What the task requires:
The answer must consist of every line from the data that holds "Урале".

Input data:
[Start of Attachment]

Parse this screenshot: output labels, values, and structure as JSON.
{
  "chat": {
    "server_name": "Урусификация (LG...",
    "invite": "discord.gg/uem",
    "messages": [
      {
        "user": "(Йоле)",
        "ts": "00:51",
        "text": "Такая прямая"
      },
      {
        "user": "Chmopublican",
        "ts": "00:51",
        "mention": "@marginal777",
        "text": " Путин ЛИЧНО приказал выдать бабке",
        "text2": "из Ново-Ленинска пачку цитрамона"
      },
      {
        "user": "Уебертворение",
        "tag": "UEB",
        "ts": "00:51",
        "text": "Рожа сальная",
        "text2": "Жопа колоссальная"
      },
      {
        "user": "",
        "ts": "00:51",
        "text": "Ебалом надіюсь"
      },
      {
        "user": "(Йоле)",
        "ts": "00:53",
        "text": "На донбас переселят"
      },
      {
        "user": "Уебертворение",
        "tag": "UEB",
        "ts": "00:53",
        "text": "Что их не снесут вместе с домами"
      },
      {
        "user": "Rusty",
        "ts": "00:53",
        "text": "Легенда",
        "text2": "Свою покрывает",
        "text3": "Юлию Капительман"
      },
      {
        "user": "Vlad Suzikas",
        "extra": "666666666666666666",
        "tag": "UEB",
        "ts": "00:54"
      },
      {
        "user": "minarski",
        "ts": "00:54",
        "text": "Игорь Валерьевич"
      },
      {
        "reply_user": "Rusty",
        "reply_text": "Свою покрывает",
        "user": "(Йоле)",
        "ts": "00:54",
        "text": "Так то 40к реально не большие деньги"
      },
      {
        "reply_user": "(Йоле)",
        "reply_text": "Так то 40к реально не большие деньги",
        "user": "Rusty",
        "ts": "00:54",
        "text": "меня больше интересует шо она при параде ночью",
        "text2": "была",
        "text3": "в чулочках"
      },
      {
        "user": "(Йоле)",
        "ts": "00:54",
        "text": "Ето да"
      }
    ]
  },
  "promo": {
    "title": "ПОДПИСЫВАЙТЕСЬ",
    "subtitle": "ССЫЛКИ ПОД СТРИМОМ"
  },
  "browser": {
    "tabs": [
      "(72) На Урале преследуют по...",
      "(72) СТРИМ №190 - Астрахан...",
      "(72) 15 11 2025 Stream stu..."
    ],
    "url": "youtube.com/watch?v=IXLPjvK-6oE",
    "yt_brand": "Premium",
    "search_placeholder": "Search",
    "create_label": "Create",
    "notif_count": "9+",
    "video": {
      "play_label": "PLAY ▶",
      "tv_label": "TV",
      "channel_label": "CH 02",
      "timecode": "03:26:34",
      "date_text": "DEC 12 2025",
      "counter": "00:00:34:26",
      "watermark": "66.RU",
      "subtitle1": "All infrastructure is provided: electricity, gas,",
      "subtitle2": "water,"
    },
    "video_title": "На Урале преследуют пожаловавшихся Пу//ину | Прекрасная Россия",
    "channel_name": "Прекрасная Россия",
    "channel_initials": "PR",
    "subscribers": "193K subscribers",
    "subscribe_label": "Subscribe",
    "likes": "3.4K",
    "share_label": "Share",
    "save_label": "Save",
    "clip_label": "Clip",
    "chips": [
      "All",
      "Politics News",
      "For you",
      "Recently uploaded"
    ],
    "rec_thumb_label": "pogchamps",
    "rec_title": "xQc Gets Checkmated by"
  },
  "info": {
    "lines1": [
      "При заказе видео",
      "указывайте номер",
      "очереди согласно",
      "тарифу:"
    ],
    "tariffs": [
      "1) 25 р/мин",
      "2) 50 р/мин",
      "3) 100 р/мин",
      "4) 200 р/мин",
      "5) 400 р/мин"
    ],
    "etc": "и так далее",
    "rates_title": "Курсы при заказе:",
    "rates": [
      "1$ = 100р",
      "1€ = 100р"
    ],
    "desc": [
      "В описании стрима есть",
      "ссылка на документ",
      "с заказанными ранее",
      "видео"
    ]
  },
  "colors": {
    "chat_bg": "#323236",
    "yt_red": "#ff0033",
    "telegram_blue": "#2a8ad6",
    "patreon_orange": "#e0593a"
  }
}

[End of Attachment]
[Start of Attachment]

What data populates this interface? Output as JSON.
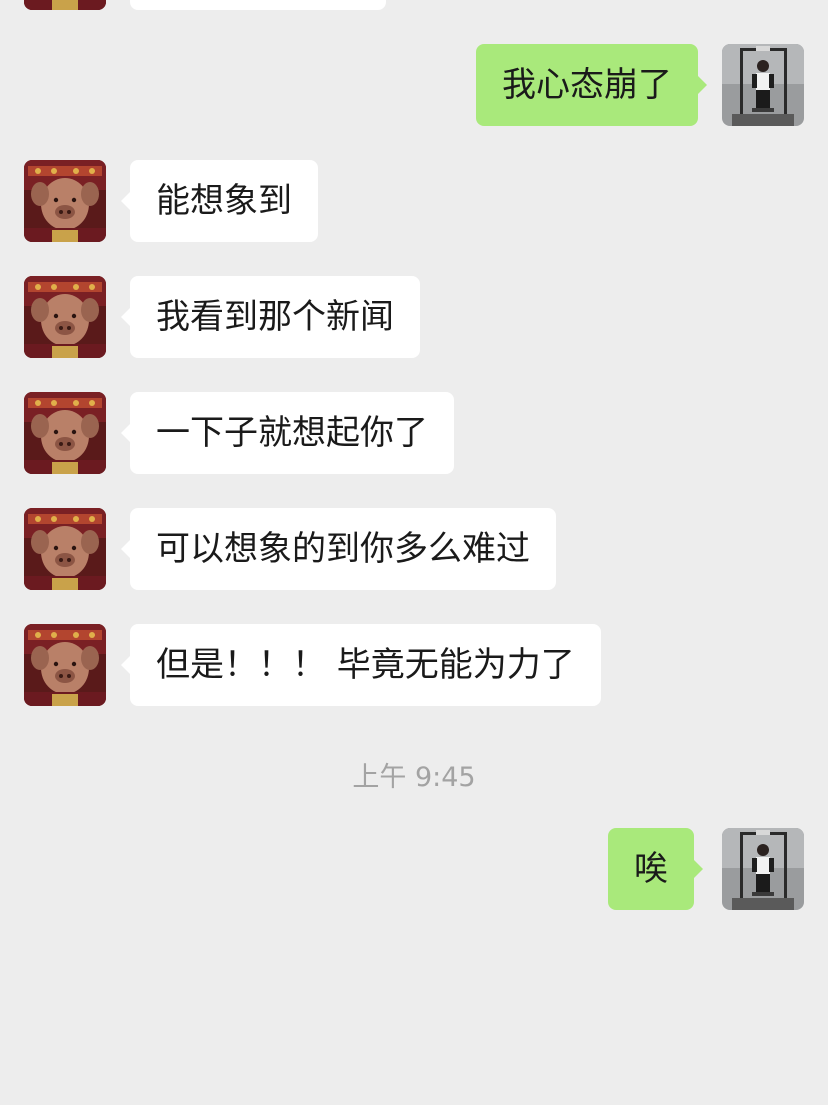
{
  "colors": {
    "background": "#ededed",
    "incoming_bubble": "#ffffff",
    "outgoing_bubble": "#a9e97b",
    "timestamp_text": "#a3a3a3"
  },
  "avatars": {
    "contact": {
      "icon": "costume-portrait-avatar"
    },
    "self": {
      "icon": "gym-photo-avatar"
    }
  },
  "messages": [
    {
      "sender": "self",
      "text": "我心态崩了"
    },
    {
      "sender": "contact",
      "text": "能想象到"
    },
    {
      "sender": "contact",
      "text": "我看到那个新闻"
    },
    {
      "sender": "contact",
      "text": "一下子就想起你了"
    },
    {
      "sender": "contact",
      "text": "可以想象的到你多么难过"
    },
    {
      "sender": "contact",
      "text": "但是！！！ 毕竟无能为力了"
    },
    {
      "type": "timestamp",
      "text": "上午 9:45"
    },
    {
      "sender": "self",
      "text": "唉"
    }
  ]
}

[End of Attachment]

Written solution:
      "(72) На Урале преследуют по...",
    "video_title": "На Урале преследуют пожаловавшихся Пу//ину | Прекрасная Россия",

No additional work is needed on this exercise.